> **The task**:
I need only the number of lines in this data that contain the string "user".

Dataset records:
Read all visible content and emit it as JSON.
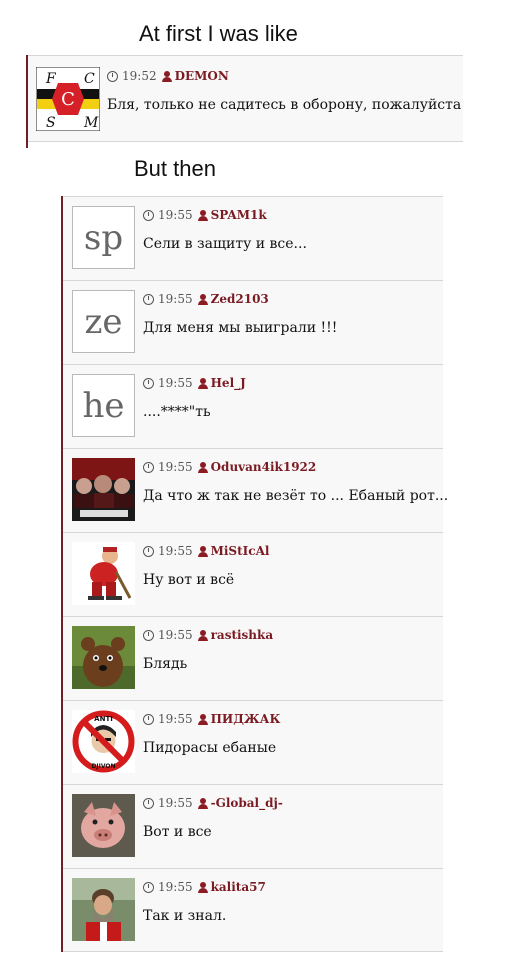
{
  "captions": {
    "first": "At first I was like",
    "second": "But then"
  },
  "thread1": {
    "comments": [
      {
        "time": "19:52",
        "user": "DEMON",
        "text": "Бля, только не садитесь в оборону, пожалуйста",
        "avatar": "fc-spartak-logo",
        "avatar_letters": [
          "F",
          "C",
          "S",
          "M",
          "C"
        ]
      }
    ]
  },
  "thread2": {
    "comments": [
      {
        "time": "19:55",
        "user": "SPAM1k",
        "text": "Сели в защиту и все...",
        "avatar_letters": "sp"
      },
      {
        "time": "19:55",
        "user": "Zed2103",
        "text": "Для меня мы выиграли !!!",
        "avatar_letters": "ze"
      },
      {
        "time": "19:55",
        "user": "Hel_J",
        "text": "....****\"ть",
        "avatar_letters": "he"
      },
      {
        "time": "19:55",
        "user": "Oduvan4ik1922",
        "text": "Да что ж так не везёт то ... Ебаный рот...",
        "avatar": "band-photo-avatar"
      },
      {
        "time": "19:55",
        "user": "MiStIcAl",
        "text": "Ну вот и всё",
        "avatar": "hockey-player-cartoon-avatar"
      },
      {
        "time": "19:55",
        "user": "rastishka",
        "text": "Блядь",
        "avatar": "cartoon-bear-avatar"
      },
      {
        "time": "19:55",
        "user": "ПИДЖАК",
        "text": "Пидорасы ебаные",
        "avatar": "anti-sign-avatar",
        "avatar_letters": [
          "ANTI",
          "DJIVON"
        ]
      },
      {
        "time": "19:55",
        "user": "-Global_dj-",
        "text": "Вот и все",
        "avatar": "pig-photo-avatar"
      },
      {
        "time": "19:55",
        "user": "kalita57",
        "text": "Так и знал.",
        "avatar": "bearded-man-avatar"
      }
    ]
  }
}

> **Response area**:
10